Well, to be honest, I have not read Armored Cav since before my mom got sick in 2010 and never really got better, so I’ve probably forgotten much of the tactical savvy I’d gotten from the book. But I never forgot how cool I thought the concept of armored cavalry was at the same time, nor the fact that then-Lt. Col. H.R. McMaster, the Gulf War victor of the Battle of 73 Easting and future National Security Adviser to former President Donald Trump, is interviewed in one of Armored Cav’s chapters.
“To obtain victory by any means and with any weapon.” ― Chris Bradford, The Way of the Dragon

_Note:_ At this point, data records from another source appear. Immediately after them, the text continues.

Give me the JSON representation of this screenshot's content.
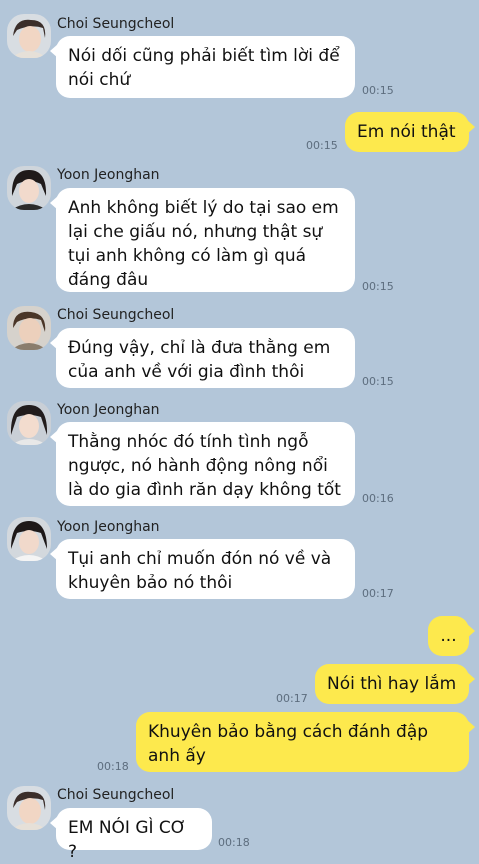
{
  "messages": [
    {
      "sender": "Choi Seungcheol",
      "text": "Nói dối cũng phải biết tìm lời để nói chứ",
      "time": "00:15"
    },
    {
      "text": "Em nói thật",
      "time": "00:15"
    },
    {
      "sender": "Yoon Jeonghan",
      "text": "Anh không biết lý do tại sao em lại che giấu nó, nhưng thật sự tụi anh không có làm gì quá đáng đâu",
      "time": "00:15"
    },
    {
      "sender": "Choi Seungcheol",
      "text": "Đúng vậy, chỉ là đưa thằng em của anh về với gia đình thôi",
      "time": "00:15"
    },
    {
      "sender": "Yoon Jeonghan",
      "text": "Thằng nhóc đó tính tình ngỗ ngược, nó hành động nông nổi là do gia đình răn dạy không tốt",
      "time": "00:16"
    },
    {
      "sender": "Yoon Jeonghan",
      "text": "Tụi anh chỉ muốn đón nó về và khuyên bảo nó thôi",
      "time": "00:17"
    },
    {
      "text": "...",
      "time": ""
    },
    {
      "text": "Nói thì hay lắm",
      "time": "00:17"
    },
    {
      "text": "Khuyên bảo bằng cách đánh đập anh ấy",
      "time": "00:18"
    },
    {
      "sender": "Choi Seungcheol",
      "text": "EM NÓI GÌ CƠ ?",
      "time": "00:18"
    }
  ],
  "colors": {
    "background": "#b3c6d9",
    "incoming": "#ffffff",
    "outgoing": "#fde94d"
  }
}
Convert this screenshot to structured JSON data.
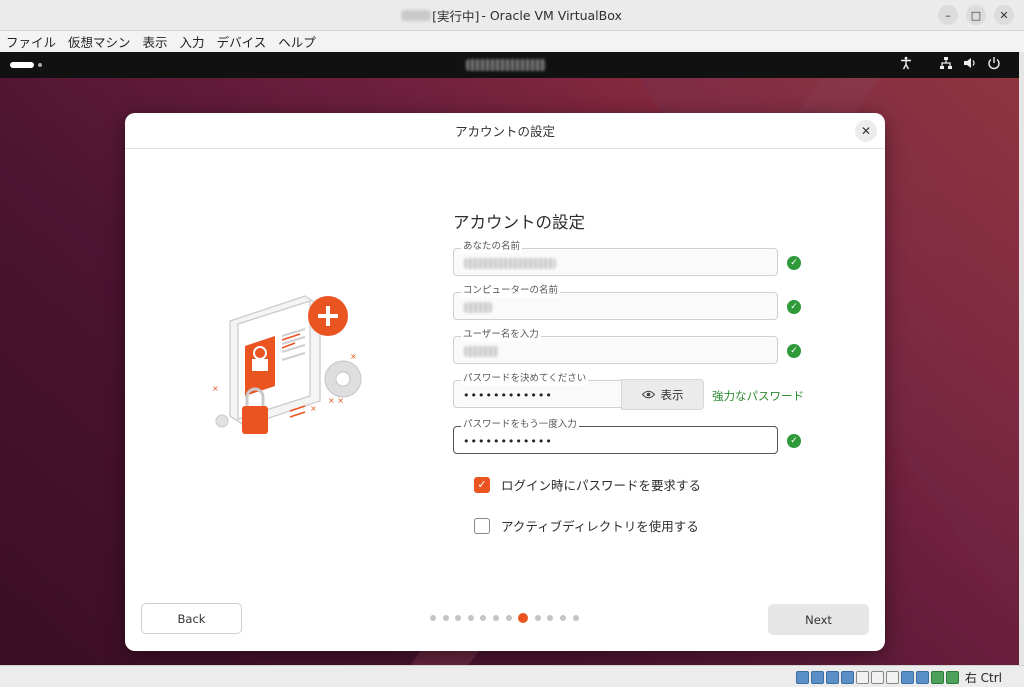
{
  "host": {
    "title_state": "[実行中]",
    "title_app": " - Oracle VM VirtualBox",
    "menu": [
      "ファイル",
      "仮想マシン",
      "表示",
      "入力",
      "デバイス",
      "ヘルプ"
    ],
    "host_key": "右 Ctrl"
  },
  "dialog": {
    "header": "アカウントの設定",
    "heading": "アカウントの設定",
    "fields": {
      "name_label": "あなたの名前",
      "computer_label": "コンピューターの名前",
      "username_label": "ユーザー名を入力",
      "password_label": "パスワードを決めてください",
      "password_value": "••••••••••••",
      "confirm_label": "パスワードをもう一度入力",
      "confirm_value": "••••••••••••"
    },
    "show_button": "表示",
    "password_strength": "強力なパスワード",
    "options": {
      "require_password_label": "ログイン時にパスワードを要求する",
      "require_password_checked": true,
      "active_directory_label": "アクティブディレクトリを使用する",
      "active_directory_checked": false
    },
    "back_label": "Back",
    "next_label": "Next",
    "pager": {
      "total": 12,
      "current": 8
    }
  },
  "colors": {
    "accent": "#e95420",
    "ok": "#2e9a3a"
  },
  "icons": [
    "accessibility-icon",
    "network-icon",
    "volume-icon",
    "power-icon",
    "close-icon",
    "eye-icon",
    "check-icon"
  ]
}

Since it’s early morning here in Lithia and I have not gone to bed yet, I won’t regale you with a “history” of another Battle of Grasleben. I will say that I set the clock for 40 minutes rather than 30, that I used the Retreat option quite a few times, although not always successfully, and this time I used the AH-64A Apache gunship and the OH-58 Kiowa helicopters in teams for the first time.
Also, a first: I captured all eight of the OZs (from Alfa to Hotel, although I was so overextended that at one point it looked like a Soviet recce unit with BRDMs would recapture OZ Charlie. Luckily, I had my AH-64 Apache gunship and a few tanks lurking nearby, so I destroyed those pesky Soviet scouts and held on to my hard-won bit of real estate.
I still suffered casualties, of course; my helicopters particularly were hard hit: I lost six of them before the battle was over. I did not lose any fixed-wing A-10s, and the Soviets lost one attack jet. But as bad as my casualties were, the enemy suffered more.
All in all, it was a good night to play Regiments.
This is the 1000th blog post and the 786th consecutive day of publishing content on this WordPress blog. Mind you, three of those posts are Press This shares from other WordPress bloggers, but it is #1,000 no matter how one chooses to define it. If I don’t break the streak, in three days’ time I’d have 1,000 posts written exclusively by Yours Truly. For now, though, I still have 1,000 posts on this blog, regardless of authorship!